[[ Dataset excerpts open ]]

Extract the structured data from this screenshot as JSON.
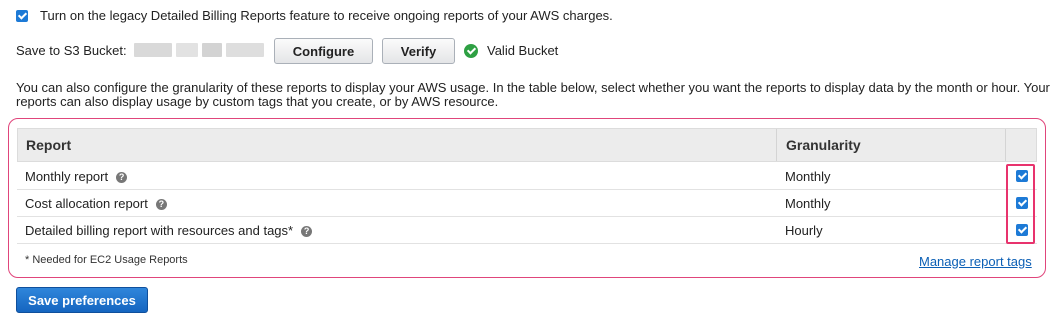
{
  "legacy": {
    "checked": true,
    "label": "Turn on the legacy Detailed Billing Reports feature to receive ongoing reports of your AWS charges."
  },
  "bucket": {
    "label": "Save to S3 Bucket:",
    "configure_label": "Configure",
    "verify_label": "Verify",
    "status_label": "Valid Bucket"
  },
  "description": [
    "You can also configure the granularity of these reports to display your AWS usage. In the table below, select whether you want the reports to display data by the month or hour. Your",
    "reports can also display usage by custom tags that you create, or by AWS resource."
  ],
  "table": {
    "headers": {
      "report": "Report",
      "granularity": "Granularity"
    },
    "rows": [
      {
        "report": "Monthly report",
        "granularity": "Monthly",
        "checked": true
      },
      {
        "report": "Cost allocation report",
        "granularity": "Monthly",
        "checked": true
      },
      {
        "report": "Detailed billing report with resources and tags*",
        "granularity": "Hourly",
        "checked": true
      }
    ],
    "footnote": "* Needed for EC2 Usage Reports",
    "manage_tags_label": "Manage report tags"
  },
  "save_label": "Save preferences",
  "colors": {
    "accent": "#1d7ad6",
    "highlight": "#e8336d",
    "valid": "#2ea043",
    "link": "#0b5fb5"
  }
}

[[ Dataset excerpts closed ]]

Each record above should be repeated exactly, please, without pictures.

Response:
Extract the structured data from this screenshot as JSON.
{
  "legacy": {
    "checked": true,
    "label": "Turn on the legacy Detailed Billing Reports feature to receive ongoing reports of your AWS charges."
  },
  "bucket": {
    "label": "Save to S3 Bucket:",
    "configure_label": "Configure",
    "verify_label": "Verify",
    "status_label": "Valid Bucket"
  },
  "description": [
    "You can also configure the granularity of these reports to display your AWS usage. In the table below, select whether you want the reports to display data by the month or hour. Your",
    "reports can also display usage by custom tags that you create, or by AWS resource."
  ],
  "table": {
    "headers": {
      "report": "Report",
      "granularity": "Granularity"
    },
    "rows": [
      {
        "report": "Monthly report",
        "granularity": "Monthly",
        "checked": true
      },
      {
        "report": "Cost allocation report",
        "granularity": "Monthly",
        "checked": true
      },
      {
        "report": "Detailed billing report with resources and tags*",
        "granularity": "Hourly",
        "checked": true
      }
    ],
    "footnote": "* Needed for EC2 Usage Reports",
    "manage_tags_label": "Manage report tags"
  },
  "save_label": "Save preferences",
  "colors": {
    "accent": "#1d7ad6",
    "highlight": "#e8336d",
    "valid": "#2ea043",
    "link": "#0b5fb5"
  }
}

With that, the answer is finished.